I hope the Minister will assure us that, in allocating UK aid, we will not make the mistake of conflating worthy front-line work with a wayward Government, and will not falter in our commitment to the wonderful Filipino people.


 5.24 pm


In response the Minister, Baroness Goldie said:


The noble Lord, Lord Alton, asked for certain assurances for Filipinos working abroad. It is difficult for the UK to intervene in the affairs of other sovereign states. However, the British embassy in Manila and the Government of the Philippines co-chair a working group on the rights of domestic and tourist workers. The group looks at ways to improve the rights of Filipino workers abroad and fosters collaboration between government and international agencies. That was a point that the noble Lord, Lord Hylton, also sought assurance on.


The noble Lord, Lord Alton, also raised the issue of Filipino workers in this country. We have removed the overseas domestic worker visa tie and will be introducing additional reforms to ensure that workers are even better protected from abuse and slavery. These new measures will include information sessions for overseas domestic workers to ensure that they are aware of their rights as workers in the UK. He will also be aware that the Modern Slavery Act introduced a range of powerful protections for victims, including greater support through legal aid, special measures in court and immunity from immigration enforcement action.

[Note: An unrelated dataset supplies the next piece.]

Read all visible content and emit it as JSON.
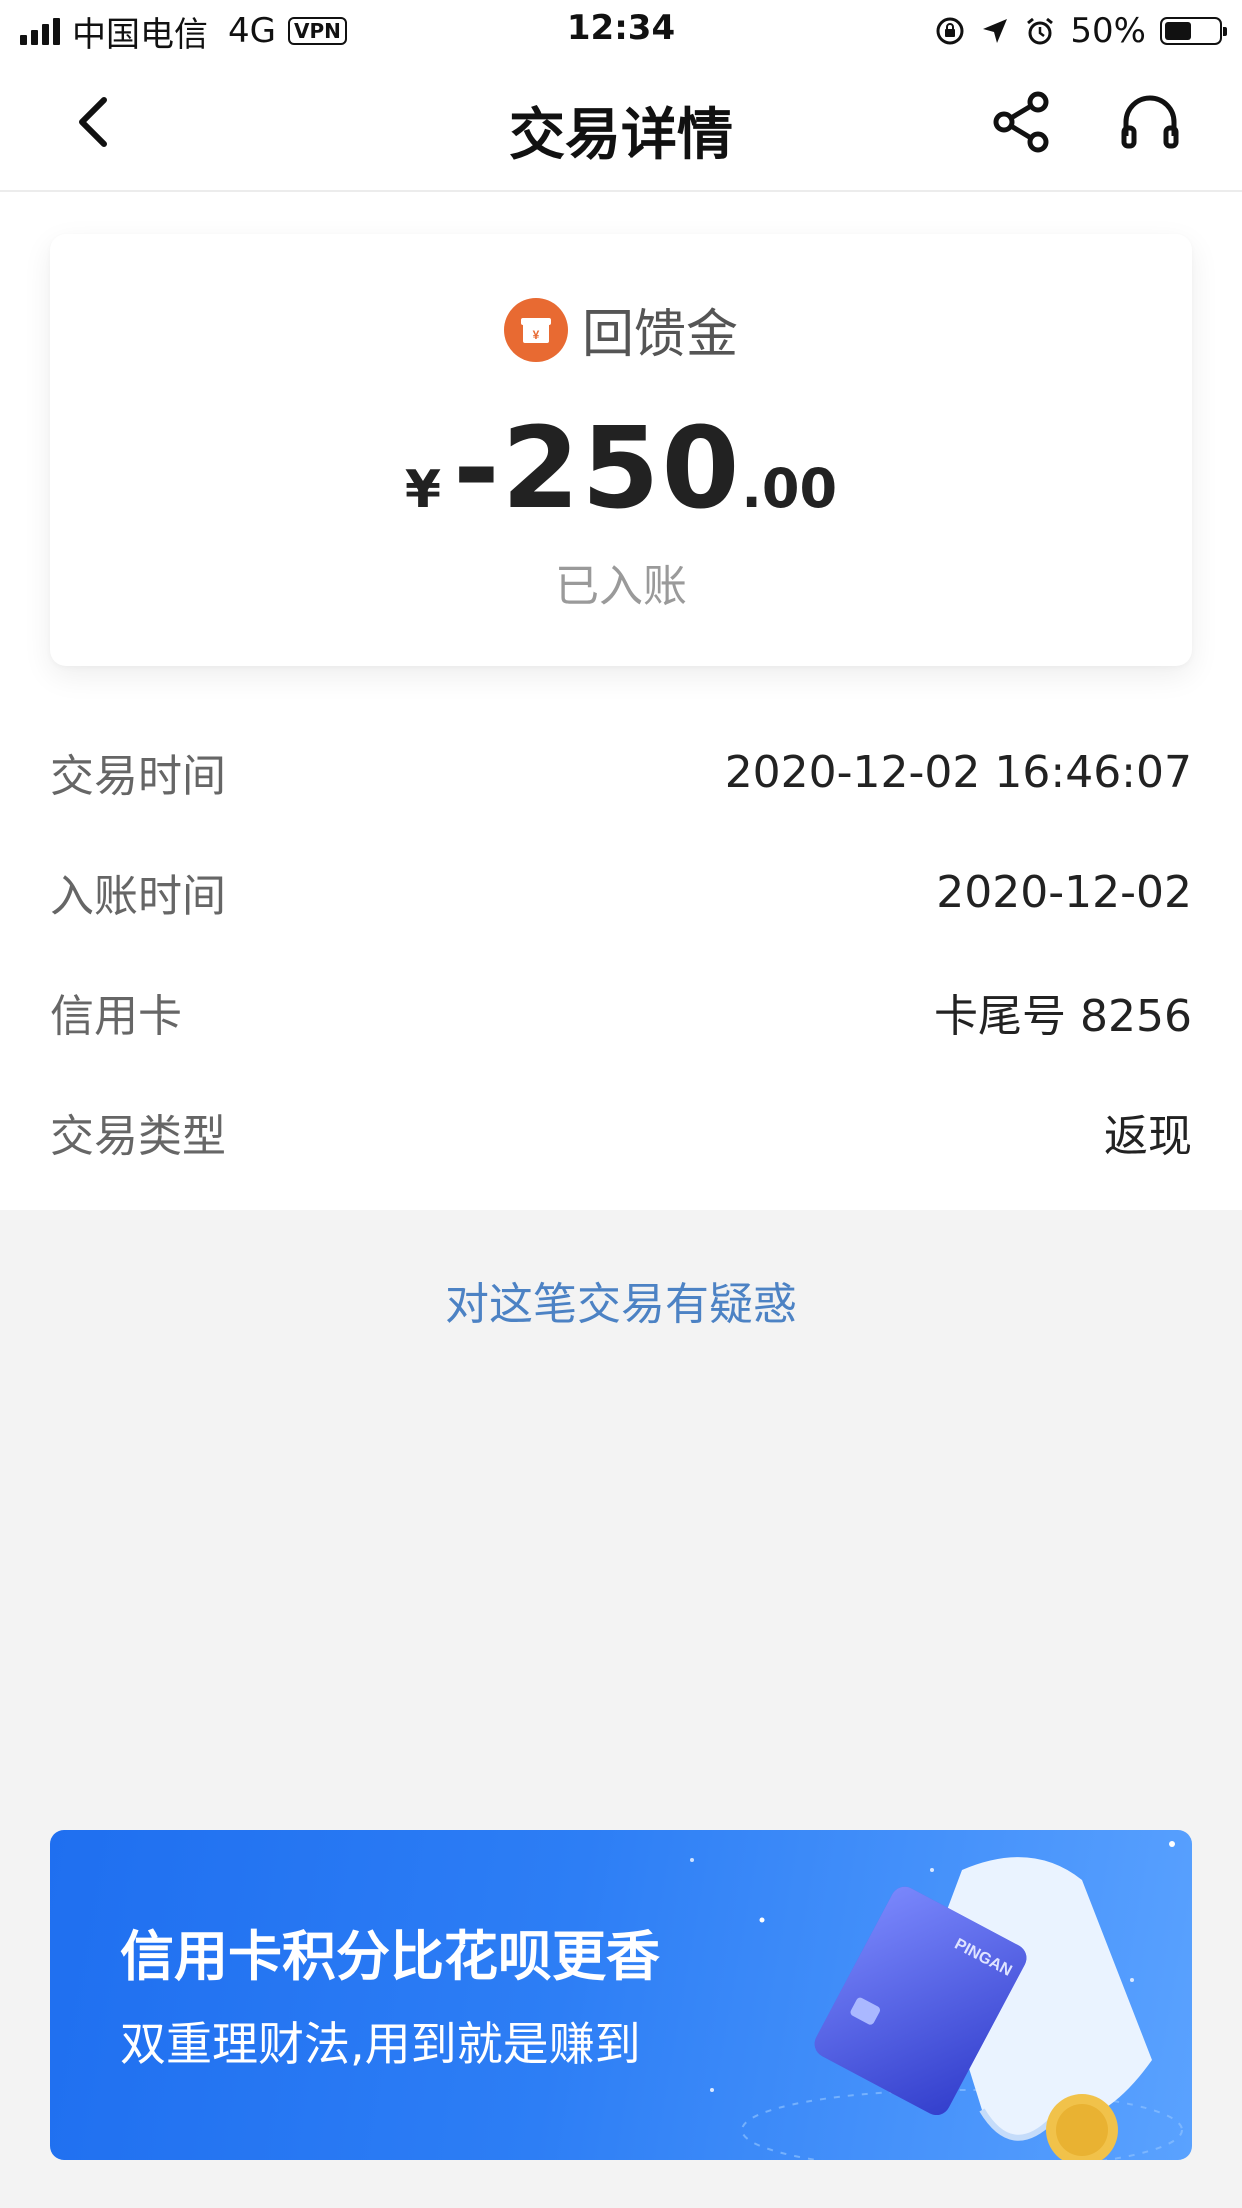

Extremists Urged To End the Violence In Joint Declaration in UAE


Thu 07-02-2019 17:34 PM


Human Fraternity declaration ‘sends strong message,’ says UK Parliamentarian

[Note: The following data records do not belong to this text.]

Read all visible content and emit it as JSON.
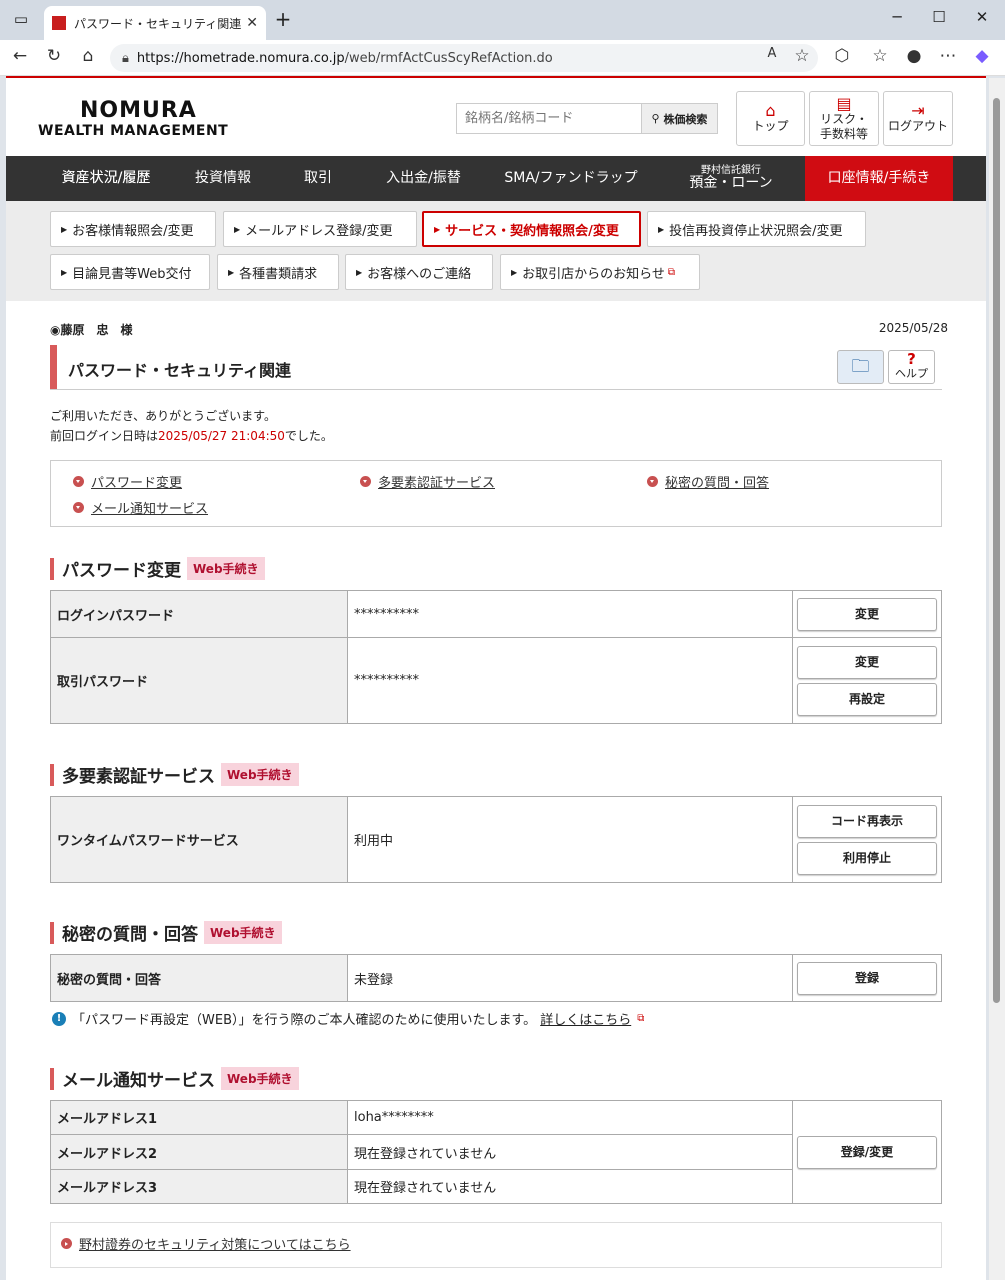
{
  "browser": {
    "tab_title": "パスワード・セキュリティ関連 | 野村證券",
    "url_host": "https://hometrade.nomura.co.jp",
    "url_path": "/web/rmfActCusScyRefAction.do"
  },
  "header": {
    "logo_line1": "NOMURA",
    "logo_line2": "WEALTH MANAGEMENT",
    "search_placeholder": "銘柄名/銘柄コード",
    "search_button": "株価検索",
    "top_label": "トップ",
    "risk_label1": "リスク・",
    "risk_label2": "手数料等",
    "logout_label": "ログアウト"
  },
  "mainnav": [
    {
      "label": "資産状況/履歴"
    },
    {
      "label": "投資情報"
    },
    {
      "label": "取引"
    },
    {
      "label": "入出金/振替"
    },
    {
      "label": "SMA/ファンドラップ"
    },
    {
      "label": "預金・ローン",
      "small": "野村信託銀行"
    },
    {
      "label": "口座情報/手続き"
    }
  ],
  "subnav": [
    "お客様情報照会/変更",
    "メールアドレス登録/変更",
    "サービス・契約情報照会/変更",
    "投信再投資停止状況照会/変更",
    "目論見書等Web交付",
    "各種書類請求",
    "お客様へのご連絡",
    "お取引店からのお知らせ"
  ],
  "user_name": "藤原　忠　様",
  "date": "2025/05/28",
  "page_title": "パスワード・セキュリティ関連",
  "help_label": "ヘルプ",
  "greeting1": "ご利用いただき、ありがとうございます。",
  "greeting2_pre": "前回ログイン日時は",
  "last_login": "2025/05/27 21:04:50",
  "greeting2_post": "でした。",
  "links": [
    "パスワード変更",
    "多要素認証サービス",
    "秘密の質問・回答",
    "メール通知サービス"
  ],
  "web_badge": "Web手続き",
  "password": {
    "title": "パスワード変更",
    "login_label": "ログインパスワード",
    "login_value": "**********",
    "trade_label": "取引パスワード",
    "trade_value": "**********",
    "change": "変更",
    "reset": "再設定"
  },
  "mfa": {
    "title": "多要素認証サービス",
    "label": "ワンタイムパスワードサービス",
    "value": "利用中",
    "redisplay": "コード再表示",
    "stop": "利用停止"
  },
  "secret": {
    "title": "秘密の質問・回答",
    "label": "秘密の質問・回答",
    "value": "未登録",
    "register": "登録",
    "note": "「パスワード再設定（WEB）」を行う際のご本人確認のために使用いたします。",
    "note_link": "詳しくはこちら"
  },
  "mail": {
    "title": "メール通知サービス",
    "rows": [
      {
        "label": "メールアドレス1",
        "value": "loha********"
      },
      {
        "label": "メールアドレス2",
        "value": "現在登録されていません"
      },
      {
        "label": "メールアドレス3",
        "value": "現在登録されていません"
      }
    ],
    "button": "登録/変更"
  },
  "footer_link": "野村證券のセキュリティ対策についてはこちら"
}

LONDON, 7th February, 2019 (WAM) —

The Declaration on Human Fraternity signed in Abu Dhabi this week by Pope Francis, Head of the Catholic Church, and Dr. Ahmed el-Tayeb, Grand Imam of Al Azhar, “sends a strong message to those, on both sides, who seek to promote division and extremist views,” according to British parliamentarian Lord Alton of Liverpool.

Lord Alton, a  member of the House of Lords, works actively on human rights and religious liberty issues.

Noting that the Human Fraternity declaration had been “proclaimed in Arabia,” he told the Emirates News Agency, WAM, that “this is hugely important In the Middle East, which has seen so much strife in recent years.”

“The greatest challenge of the 21st century is how we learn to respectfully live together, honouring each other’s traditions and recognising the strength of diversity and difference,” he added.

“The antidote to the horrific persecution of Rohingya and other Muslims or the genocide of Christians and other Middle Eastern minorities must be a new determination by religious and political leaders to promote mutual respect and tolerance. The Pope’s visit should stir us all to denounce and combat violent extremism and visceral hatred wherever it emerges.”

Lord Alton, who is president of the UK Copts Association, a body representing the Egyptian Coptic population in Britain, went on to note that, “The UAE’s proclamation of 2019 as the ‘Year of Tolerance’ and the first-ever visit of a Catholic Pope to the Arabian peninsula – birthplace of Islam – is powerfully symbolic. So too were the frequent references made during the visit by Pope Francis to the UAE’s own heritage of a 1400 year old Christian presence.”

“The UAE has initiated really important interfaith dialogue and respect,” he said. “The country’s willingness to welcome many faiths and cultures, with its own thriving Christian expatriate communities, demonstrates how we can begin to meet the challenge of learning to live together.”